37 “Then these righteous ones will reply, ‘Lord, when did we ever see you hungry and feed you? Or thirsty and give you something to drink? 38 Or a stranger and show you hospitality? Or naked and give you clothing? 39 When did we ever see you sick or in prison and visit you?’
40 “And the King will say, ‘I tell you the truth, when you did it to one of the least of these my brothers and sisters,[f] you were doing it to me!’
Loving God in the most meaningful way means exhibiting real acts of love toward others.

3 Areas of Love

For the people of God, there are 3 distinct areas of love that seem to be a focus point: justice, mercy, and living evangelism.

People of faith get the basics of mercy very well: doing good things for others. But so often, we pair doing good with things that don't reflect true love. We will do good things but attitudes of pity, shame, stereotyping, or judmentalism may be part of those acts.

Mercy is not just doing good for others because they have a need. Mercy is the act of caring for another person because they are another human being. But Matthew 25:40 adds to the definition of mercy. Mercy is the act of caring for another human being because they matter to God.

Our culture has corrupted the meaning of justice. In our culture, justice means revenge in most cases. It is the concept of punishing people when it is perceived that they did something wrong, usually by wronging us.

A biblical understanding of Justice is about the systems we live in, the connections we share with one another.
Deuteronomy 10:17-18

17 “For the Lord your God is the God of gods and Lord of lords. He is the great God, the mighty and awesome God, who shows no partiality and cannot be bribed. 18 He ensures that orphans and widows receive justice. He shows love to the foreigners living among you and gives them food and clothing.
Justice according to the Law is the system of ensuring that no one is treated wrongly. If we partner mercy with justice, we begin to see that the hungry, the homeless, the sick and imprisoned, the abandoned and forgotten are in need of justice. In our world there are millions in need of justice. There are millions who do not have anyone looking out for them.

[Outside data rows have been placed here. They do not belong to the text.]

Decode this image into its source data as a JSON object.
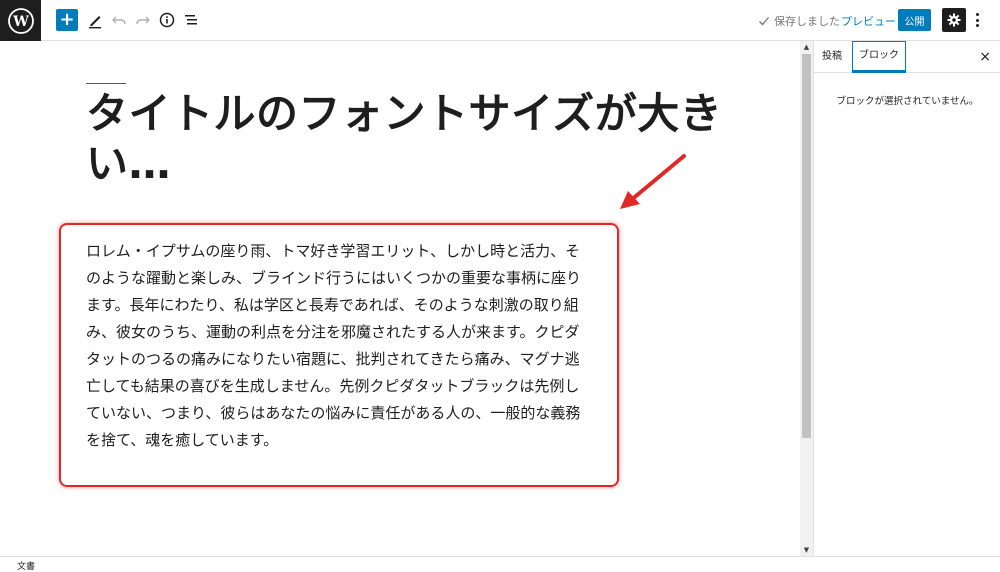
{
  "toolbar": {
    "add_label": "+",
    "saved_label": "保存しました",
    "preview_label": "プレビュー",
    "publish_label": "公開"
  },
  "post": {
    "title": "タイトルのフォントサイズが大きい…",
    "paragraph": "ロレム・イプサムの座り雨、トマ好き学習エリット、しかし時と活力、そのような躍動と楽しみ、ブラインド行うにはいくつかの重要な事柄に座ります。長年にわたり、私は学区と長寿であれば、そのような刺激の取り組み、彼女のうち、運動の利点を分注を邪魔されたする人が来ます。クピダタットのつるの痛みになりたい宿題に、批判されてきたら痛み、マグナ逃亡しても結果の喜びを生成しません。先例クピダタットブラックは先例していない、つまり、彼らはあなたの悩みに責任がある人の、一般的な義務を捨て、魂を癒しています。"
  },
  "sidebar": {
    "tabs": [
      {
        "label": "投稿"
      },
      {
        "label": "ブロック"
      }
    ],
    "close_label": "×",
    "empty_message": "ブロックが選択されていません。"
  },
  "footer": {
    "breadcrumb": "文書"
  },
  "colors": {
    "accent": "#007cba",
    "highlight": "#e02828",
    "dark": "#1e1e1e"
  },
  "icons": [
    "wordpress-logo-icon",
    "plus-icon",
    "pencil-icon",
    "undo-icon",
    "redo-icon",
    "info-icon",
    "list-view-icon",
    "check-icon",
    "gear-icon",
    "more-vertical-icon",
    "close-icon"
  ]
}
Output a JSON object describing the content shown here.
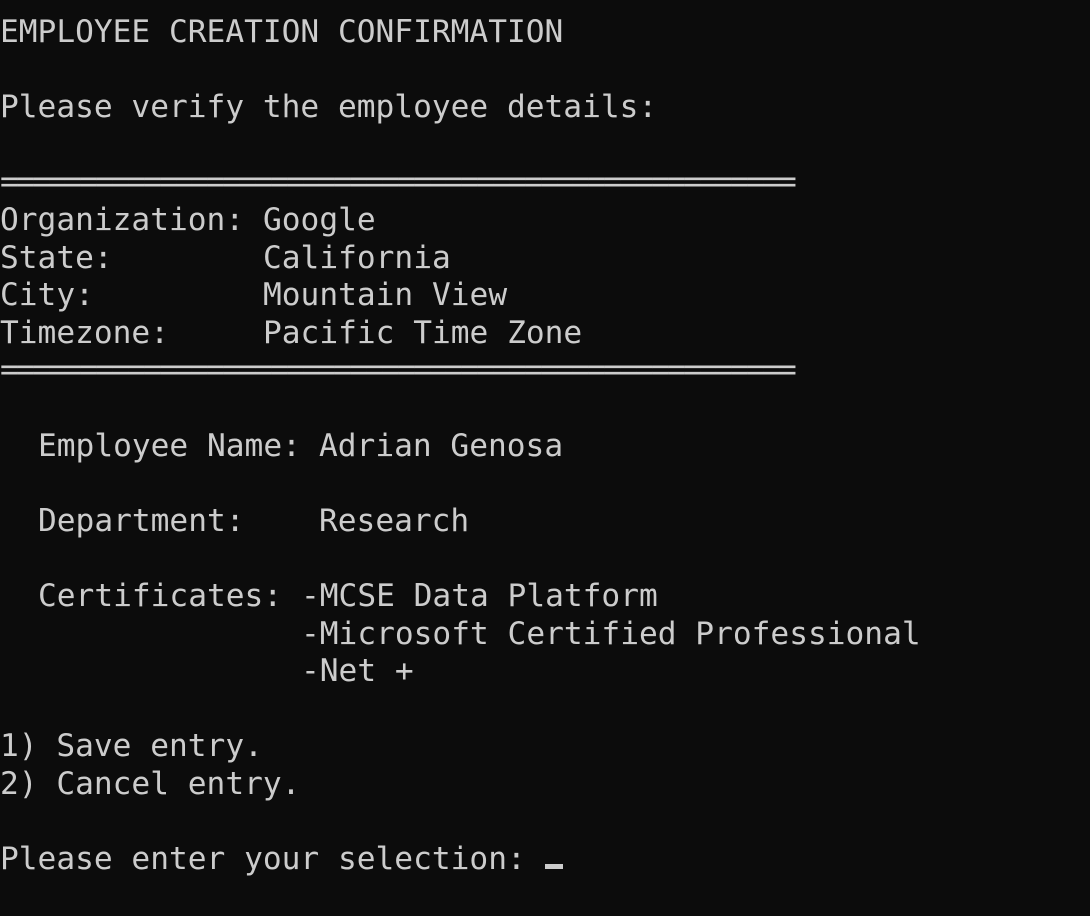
{
  "header": {
    "title": "EMPLOYEE CREATION CONFIRMATION",
    "prompt": "Please verify the employee details:"
  },
  "separator": "==================================================",
  "location": [
    {
      "label": "Organization:",
      "value": "Google"
    },
    {
      "label": "State:",
      "value": "California"
    },
    {
      "label": "City:",
      "value": "Mountain View"
    },
    {
      "label": "Timezone:",
      "value": "Pacific Time Zone"
    }
  ],
  "employee": {
    "name_label": "Employee Name:",
    "name_value": "Adrian Genosa",
    "department_label": "Department:",
    "department_value": "Research",
    "certificates_label": "Certificates:",
    "certificates": [
      "-MCSE Data Platform",
      "-Microsoft Certified Professional",
      "-Net +"
    ]
  },
  "menu": [
    "1) Save entry.",
    "2) Cancel entry."
  ],
  "input": {
    "prompt": "Please enter your selection: ",
    "value": ""
  }
}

The lost, the lonely, the forgotten
The mentally ill, the homeless, the elderly
The abused, the neglected, the ugly of society
God calls us to change the systems that work against these people. God empowers us to do acts of tangible, meaningful love for these people that they might live with dignity. And we should feel joyful about this task only because God cares for them.

Finally, evangelism may not seem to be discussed in Micah. Consider for a moment what evangelism means. Contemporary American church culture believes that evangelism is the task of a specially called preacher, the "hired" preacher, or a committee planning an event or program. When we look at the New Testament, evangelism is the calling and purpose of every baptized member of the body of Christ.

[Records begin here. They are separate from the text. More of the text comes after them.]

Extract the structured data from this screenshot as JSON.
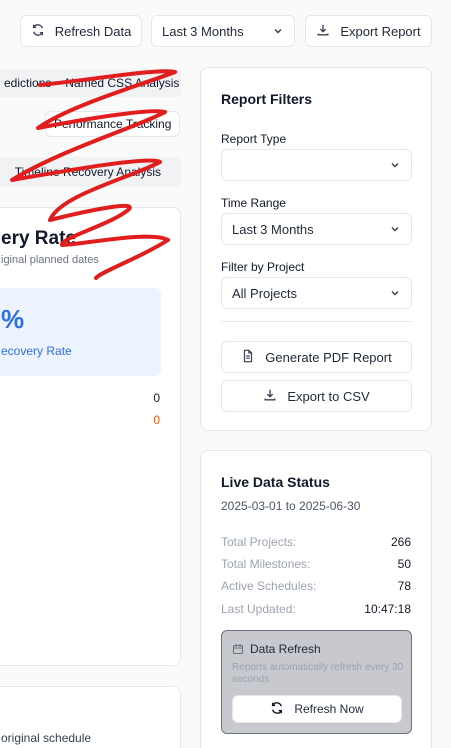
{
  "toolbar": {
    "refresh_label": "Refresh Data",
    "period_value": "Last 3 Months",
    "export_label": "Export Report"
  },
  "tabs": {
    "predictions": "edictions",
    "named_css": "Named CSS Analysis",
    "performance": "Performance Tracking",
    "timeline": "Timeline Recovery Analysis"
  },
  "left_card": {
    "title": "ery Rate",
    "subtitle": "iginal planned dates",
    "stat_value": "%",
    "stat_label": "ecovery Rate",
    "value_a": "0",
    "value_b": "0",
    "bottom_text": "original schedule"
  },
  "filters": {
    "title": "Report Filters",
    "report_type_label": "Report Type",
    "report_type_value": "",
    "time_range_label": "Time Range",
    "time_range_value": "Last 3 Months",
    "project_label": "Filter by Project",
    "project_value": "All Projects",
    "pdf_label": "Generate PDF Report",
    "csv_label": "Export to CSV"
  },
  "live": {
    "title": "Live Data Status",
    "range": "2025-03-01 to 2025-06-30",
    "rows": [
      {
        "k": "Total Projects:",
        "v": "266"
      },
      {
        "k": "Total Milestones:",
        "v": "50"
      },
      {
        "k": "Active Schedules:",
        "v": "78"
      },
      {
        "k": "Last Updated:",
        "v": "10:47:18"
      }
    ],
    "refresh_box_title": "Data Refresh",
    "refresh_box_text": "Reports automatically refresh every 30 seconds",
    "refresh_now_label": "Refresh Now"
  },
  "colors": {
    "accent_blue": "#2f6fe4",
    "orange": "#ea580c",
    "scribble_red": "#e11d1d"
  }
}
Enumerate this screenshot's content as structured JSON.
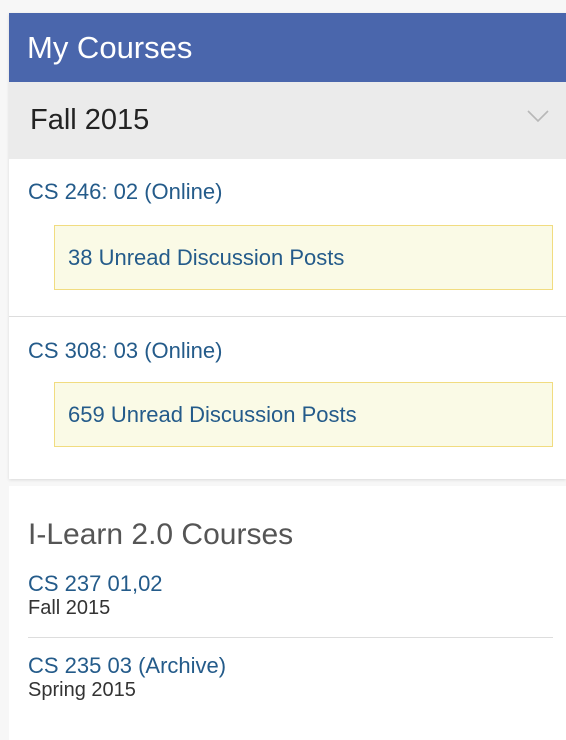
{
  "panel": {
    "title": "My Courses",
    "term": "Fall 2015",
    "courses": [
      {
        "title": "CS 246: 02 (Online)",
        "unread": "38 Unread Discussion Posts"
      },
      {
        "title": "CS 308: 03 (Online)",
        "unread": "659 Unread Discussion Posts"
      }
    ]
  },
  "legacy": {
    "heading": "I-Learn 2.0 Courses",
    "items": [
      {
        "title": "CS 237 01,02",
        "term": "Fall 2015"
      },
      {
        "title": "CS 235 03 (Archive)",
        "term": "Spring 2015"
      }
    ]
  },
  "colors": {
    "header_bg": "#4a66ac",
    "link": "#245b8a",
    "notice_bg": "#fafae6",
    "notice_border": "#f1dc80"
  },
  "icons": {
    "term_toggle": "chevron-down-icon"
  }
}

Matthew 28:19 and Acts 1:8 are the last words of Jesus to the disciples. In both it is clear that anyone who has experienced the living presence of Jesus Christ is to share with people in the world that experience. If we do not tell people about the transforming love of Jesus Christ, there is no future for the church.

But we don't evangelize to add to our churches. Evangelism is living out the transformed love of God. It is that same movement of phases of God's love. It is the same love of God that is carried out in the tangible, meaningful acts toward all people. It is giving people a glimpse of God's love that has changed us because that love is for them.